Ireland has a long history of rhyming (Wilde, Yeats, Joyce, Beckett). But there’s no East Coast-West Coast rivalry, which means you can hip-hop across the country from Dublin to Galway.
Dublin or Nothin’
Start by getting cozy. Check into Dylan (Eastmoreland Place, Dublin 4; +353-1-660-3000), a colorful boutique hotel in a renovated Victorian building not far from St. Stephen’s Green. Then head off the beaten path to the serene Irish Museum of Modern Art (Royal Hospital, Military Road, Kilmainham, Dublin 8; +353-1-612-9900) for outsider, Irish, and international art.
Now you’re ready for some Guinness. Grogans Castle Lounge (15 William Street South, Dublin 2; +353-1-677-9320) is a divey watering hole where local artists and writers will keep you entertained with stories and so-so artwork on the walls. Order another (and another) at Shebeen Chic (4 South Great Georges Street, Dublin 2; +353-1-679-9667), a gastropub decorated in thrift shop finds and clotheslines.
Prevent a hangover with classic Irish fare like black pudding and smoked haddock at The Winding Stair Restaurant + Bookshop (40 Lower Ormond Quay, Dublin 1; +353-1-872-7320). How incredibly charming and cozy is this place? Well, there’s also a great selection of hard-to-find used books.
When you’re ready to shop, hit Design Centre (59 South William Street, Dublin 2; +353-1-679-5863) for Irish labels like Philip Treacy and Pauric Sweeney and Avoca (11-13 Suffolk Street, Dublin 2; +353-1-667-4215) for housewares, boho clothing, and affordable jewelry.
And get your green on strolling the River Liffey and the many parks around town.
It’s dramatically gray, right on the water, and authentically Oirish. And when you hang your hat at the glam Philip Treacy-designed The G (Dublin Road, Wellpark; +353-91-865-200), you’re front and center to everything.
Galway is an incredibly walkable town. Here’s your path: Stroll along the River Corrib, over to the Claddagh (yes, of those rings), and amble along the expansive Salthill beaches next to Galway Bay.
The annual Galway Oyster Festival makes for quite a show, but you can get your aquatic fill anytime at the down-to-earth and boisterous McDonagh’s Seafood House (22 Quay Street; +353-91-565-001), where no one notices how much you eat or drink. (It. will. be. lots.)
Pop into Les Jumelles (11 Upper Abbeygate Street; +353-91-564-540) for gems from Irish designers like Lainey Keogh and Mary Grant. Come weekend, hit the centuries-old farmers market (next to St. Nicholas’ Collegiate Church, Mainguard and Lombard Streets) for local crafts, woolens, and the biggest carrots you’ve ever seen. Saturdays are best for food; Sundays are all about crafts.

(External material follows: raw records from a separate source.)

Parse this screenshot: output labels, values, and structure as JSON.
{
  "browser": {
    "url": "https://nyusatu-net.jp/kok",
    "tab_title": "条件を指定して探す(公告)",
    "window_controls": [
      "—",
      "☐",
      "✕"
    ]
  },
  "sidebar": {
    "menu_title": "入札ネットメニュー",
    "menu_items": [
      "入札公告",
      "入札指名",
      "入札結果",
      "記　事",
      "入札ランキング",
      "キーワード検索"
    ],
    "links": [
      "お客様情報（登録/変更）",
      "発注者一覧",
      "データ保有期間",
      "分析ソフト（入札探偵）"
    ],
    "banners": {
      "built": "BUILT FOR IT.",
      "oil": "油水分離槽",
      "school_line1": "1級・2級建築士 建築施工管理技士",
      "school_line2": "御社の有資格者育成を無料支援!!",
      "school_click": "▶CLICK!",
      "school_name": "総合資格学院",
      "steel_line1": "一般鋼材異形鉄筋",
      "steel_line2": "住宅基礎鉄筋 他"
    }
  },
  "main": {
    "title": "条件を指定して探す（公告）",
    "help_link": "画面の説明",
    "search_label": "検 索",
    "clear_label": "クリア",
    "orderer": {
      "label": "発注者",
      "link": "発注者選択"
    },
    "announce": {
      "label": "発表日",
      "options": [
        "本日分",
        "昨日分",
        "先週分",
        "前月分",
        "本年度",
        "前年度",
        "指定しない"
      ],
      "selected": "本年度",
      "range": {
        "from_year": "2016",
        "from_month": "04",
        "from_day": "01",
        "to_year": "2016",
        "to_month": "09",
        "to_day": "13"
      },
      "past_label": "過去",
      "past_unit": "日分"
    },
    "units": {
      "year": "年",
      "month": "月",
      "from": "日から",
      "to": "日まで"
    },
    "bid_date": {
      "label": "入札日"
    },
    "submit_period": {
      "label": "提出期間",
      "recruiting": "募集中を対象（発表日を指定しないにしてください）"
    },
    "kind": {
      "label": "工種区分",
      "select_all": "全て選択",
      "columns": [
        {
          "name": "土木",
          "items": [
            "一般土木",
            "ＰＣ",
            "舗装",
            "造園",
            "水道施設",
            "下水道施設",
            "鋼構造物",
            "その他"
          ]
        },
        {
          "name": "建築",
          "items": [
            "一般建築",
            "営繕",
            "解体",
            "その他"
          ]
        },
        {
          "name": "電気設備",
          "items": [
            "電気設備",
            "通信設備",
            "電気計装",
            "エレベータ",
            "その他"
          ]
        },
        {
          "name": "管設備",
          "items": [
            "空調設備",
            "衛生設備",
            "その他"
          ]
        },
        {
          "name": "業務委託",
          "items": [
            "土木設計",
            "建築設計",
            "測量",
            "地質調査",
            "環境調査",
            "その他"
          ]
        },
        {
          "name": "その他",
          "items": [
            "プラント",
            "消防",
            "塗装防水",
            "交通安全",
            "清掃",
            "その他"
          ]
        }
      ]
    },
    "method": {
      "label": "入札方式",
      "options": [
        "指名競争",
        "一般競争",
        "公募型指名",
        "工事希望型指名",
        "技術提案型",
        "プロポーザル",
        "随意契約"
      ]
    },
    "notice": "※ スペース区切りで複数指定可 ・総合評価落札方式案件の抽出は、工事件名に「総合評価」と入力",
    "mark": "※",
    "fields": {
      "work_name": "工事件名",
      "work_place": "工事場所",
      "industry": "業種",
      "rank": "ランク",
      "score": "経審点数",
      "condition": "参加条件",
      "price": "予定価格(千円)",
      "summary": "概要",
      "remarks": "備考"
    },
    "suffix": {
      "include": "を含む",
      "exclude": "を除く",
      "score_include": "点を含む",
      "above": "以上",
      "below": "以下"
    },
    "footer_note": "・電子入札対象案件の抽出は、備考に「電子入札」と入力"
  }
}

You’ve fallen in love with the town, now hit the road. Rent a car and drive to Cliffs of Moher for breathtakingly high views and then wind around through the rocky terrain of the Burren and breathe in the fresh air. So many sheep, cows, and horses. So many green hills and dramatic waters.
Aye, it’s enough to make you wax poetic.
While you’re down there:
+ DailyCandy Goes to Edinburgh
Photos: Jupiter Images; Courtesy of Grogans Castle Lounge; Courtesy of The Winding Stair Restaurant + Bookshop; Courtesy of Avoca; Courtesy of The G; Eoin Gardiner/Flickr; Courtesy of McDonagh’s Seafood House; Courtesy of Lainey Keogh; Courtesy of Cliffs of Moher